_Excerpted data_.
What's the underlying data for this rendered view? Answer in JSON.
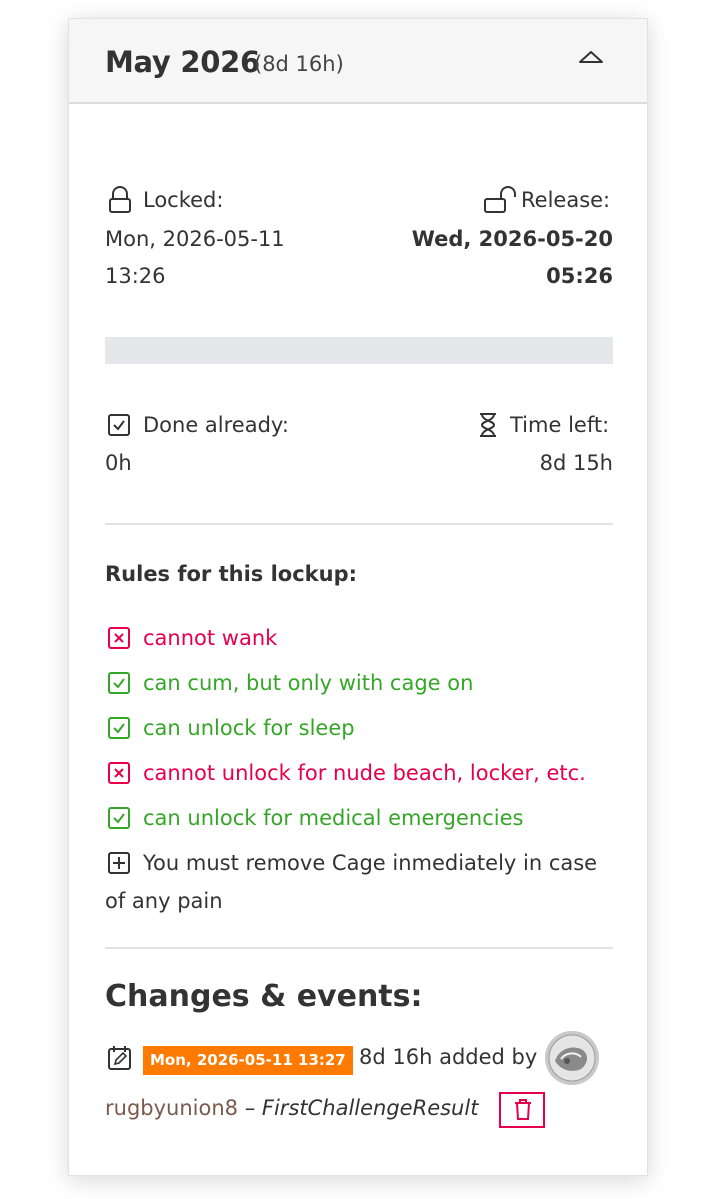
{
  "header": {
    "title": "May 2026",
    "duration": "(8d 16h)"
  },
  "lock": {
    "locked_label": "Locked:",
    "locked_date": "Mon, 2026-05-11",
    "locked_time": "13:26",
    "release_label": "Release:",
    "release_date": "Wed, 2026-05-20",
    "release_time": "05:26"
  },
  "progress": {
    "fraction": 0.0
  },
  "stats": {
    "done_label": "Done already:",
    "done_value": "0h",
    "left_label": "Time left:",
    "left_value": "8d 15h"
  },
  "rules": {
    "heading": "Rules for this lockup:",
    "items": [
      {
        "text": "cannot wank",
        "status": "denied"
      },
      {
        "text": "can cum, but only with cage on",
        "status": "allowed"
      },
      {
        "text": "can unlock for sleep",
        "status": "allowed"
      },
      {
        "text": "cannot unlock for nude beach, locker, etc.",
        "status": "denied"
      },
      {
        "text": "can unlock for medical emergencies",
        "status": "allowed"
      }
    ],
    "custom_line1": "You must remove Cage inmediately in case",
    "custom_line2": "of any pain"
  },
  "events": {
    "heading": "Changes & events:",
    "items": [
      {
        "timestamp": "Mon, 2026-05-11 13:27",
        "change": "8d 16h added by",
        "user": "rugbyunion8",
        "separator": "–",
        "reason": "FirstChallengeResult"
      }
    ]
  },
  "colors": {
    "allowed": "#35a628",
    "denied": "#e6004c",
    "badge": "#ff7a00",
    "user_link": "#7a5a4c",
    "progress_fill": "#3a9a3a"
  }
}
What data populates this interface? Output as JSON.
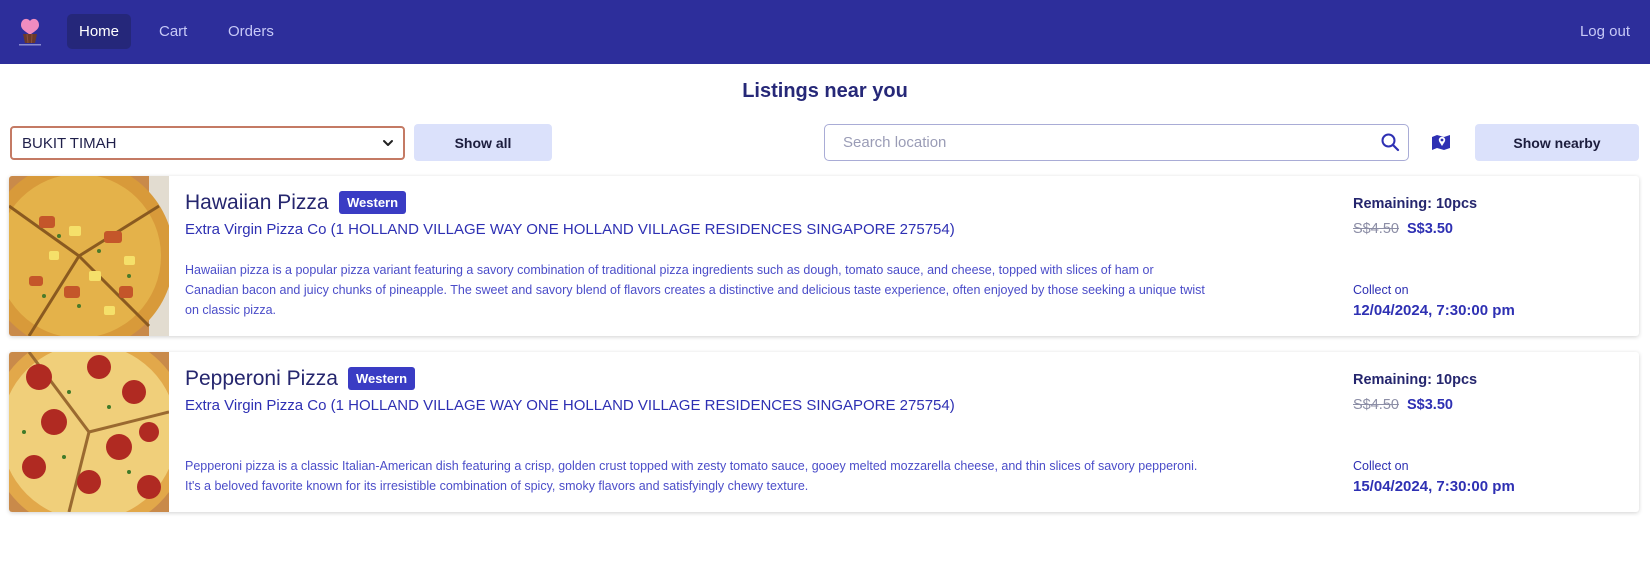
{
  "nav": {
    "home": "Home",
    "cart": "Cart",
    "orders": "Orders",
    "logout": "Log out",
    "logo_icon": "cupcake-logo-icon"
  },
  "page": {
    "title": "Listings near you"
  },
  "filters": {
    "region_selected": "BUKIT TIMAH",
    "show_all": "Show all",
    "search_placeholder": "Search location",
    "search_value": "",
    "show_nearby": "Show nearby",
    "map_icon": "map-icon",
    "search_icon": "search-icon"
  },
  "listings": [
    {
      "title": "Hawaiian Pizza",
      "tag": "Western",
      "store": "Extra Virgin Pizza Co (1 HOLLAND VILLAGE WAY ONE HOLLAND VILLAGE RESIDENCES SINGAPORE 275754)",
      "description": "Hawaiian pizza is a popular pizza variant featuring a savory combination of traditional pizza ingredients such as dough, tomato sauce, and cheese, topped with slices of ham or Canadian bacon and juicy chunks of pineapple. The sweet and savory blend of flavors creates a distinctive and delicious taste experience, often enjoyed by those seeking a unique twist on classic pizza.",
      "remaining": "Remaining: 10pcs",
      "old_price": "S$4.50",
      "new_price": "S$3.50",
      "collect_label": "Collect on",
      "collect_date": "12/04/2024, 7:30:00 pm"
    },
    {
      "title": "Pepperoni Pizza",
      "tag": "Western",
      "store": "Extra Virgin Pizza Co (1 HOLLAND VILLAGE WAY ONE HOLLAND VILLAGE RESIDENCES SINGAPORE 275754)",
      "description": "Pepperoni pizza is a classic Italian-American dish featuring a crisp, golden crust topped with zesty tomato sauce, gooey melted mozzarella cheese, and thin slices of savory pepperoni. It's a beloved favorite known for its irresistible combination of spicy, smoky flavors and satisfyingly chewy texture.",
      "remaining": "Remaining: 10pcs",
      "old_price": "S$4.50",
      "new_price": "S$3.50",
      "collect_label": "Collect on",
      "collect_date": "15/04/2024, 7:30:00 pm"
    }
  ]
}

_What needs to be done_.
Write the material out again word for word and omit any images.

_Exercise response_.
What's the underlying data for this rendered view? Answer in JSON.
{
  "header": {
    "title": "May 2026",
    "duration": "(8d 16h)"
  },
  "lock": {
    "locked_label": "Locked:",
    "locked_date": "Mon, 2026-05-11",
    "locked_time": "13:26",
    "release_label": "Release:",
    "release_date": "Wed, 2026-05-20",
    "release_time": "05:26"
  },
  "progress": {
    "fraction": 0.0
  },
  "stats": {
    "done_label": "Done already:",
    "done_value": "0h",
    "left_label": "Time left:",
    "left_value": "8d 15h"
  },
  "rules": {
    "heading": "Rules for this lockup:",
    "items": [
      {
        "text": "cannot wank",
        "status": "denied"
      },
      {
        "text": "can cum, but only with cage on",
        "status": "allowed"
      },
      {
        "text": "can unlock for sleep",
        "status": "allowed"
      },
      {
        "text": "cannot unlock for nude beach, locker, etc.",
        "status": "denied"
      },
      {
        "text": "can unlock for medical emergencies",
        "status": "allowed"
      }
    ],
    "custom_line1": "You must remove Cage inmediately in case",
    "custom_line2": "of any pain"
  },
  "events": {
    "heading": "Changes & events:",
    "items": [
      {
        "timestamp": "Mon, 2026-05-11 13:27",
        "change": "8d 16h added by",
        "user": "rugbyunion8",
        "separator": "–",
        "reason": "FirstChallengeResult"
      }
    ]
  },
  "colors": {
    "allowed": "#35a628",
    "denied": "#e6004c",
    "badge": "#ff7a00",
    "user_link": "#7a5a4c",
    "progress_fill": "#3a9a3a"
  }
}
What data populates this interface? Output as JSON.
{
  "nav": {
    "home": "Home",
    "cart": "Cart",
    "orders": "Orders",
    "logout": "Log out",
    "logo_icon": "cupcake-logo-icon"
  },
  "page": {
    "title": "Listings near you"
  },
  "filters": {
    "region_selected": "BUKIT TIMAH",
    "show_all": "Show all",
    "search_placeholder": "Search location",
    "search_value": "",
    "show_nearby": "Show nearby",
    "map_icon": "map-icon",
    "search_icon": "search-icon"
  },
  "listings": [
    {
      "title": "Hawaiian Pizza",
      "tag": "Western",
      "store": "Extra Virgin Pizza Co (1 HOLLAND VILLAGE WAY ONE HOLLAND VILLAGE RESIDENCES SINGAPORE 275754)",
      "description": "Hawaiian pizza is a popular pizza variant featuring a savory combination of traditional pizza ingredients such as dough, tomato sauce, and cheese, topped with slices of ham or Canadian bacon and juicy chunks of pineapple. The sweet and savory blend of flavors creates a distinctive and delicious taste experience, often enjoyed by those seeking a unique twist on classic pizza.",
      "remaining": "Remaining: 10pcs",
      "old_price": "S$4.50",
      "new_price": "S$3.50",
      "collect_label": "Collect on",
      "collect_date": "12/04/2024, 7:30:00 pm"
    },
    {
      "title": "Pepperoni Pizza",
      "tag": "Western",
      "store": "Extra Virgin Pizza Co (1 HOLLAND VILLAGE WAY ONE HOLLAND VILLAGE RESIDENCES SINGAPORE 275754)",
      "description": "Pepperoni pizza is a classic Italian-American dish featuring a crisp, golden crust topped with zesty tomato sauce, gooey melted mozzarella cheese, and thin slices of savory pepperoni. It's a beloved favorite known for its irresistible combination of spicy, smoky flavors and satisfyingly chewy texture.",
      "remaining": "Remaining: 10pcs",
      "old_price": "S$4.50",
      "new_price": "S$3.50",
      "collect_label": "Collect on",
      "collect_date": "15/04/2024, 7:30:00 pm"
    }
  ]
}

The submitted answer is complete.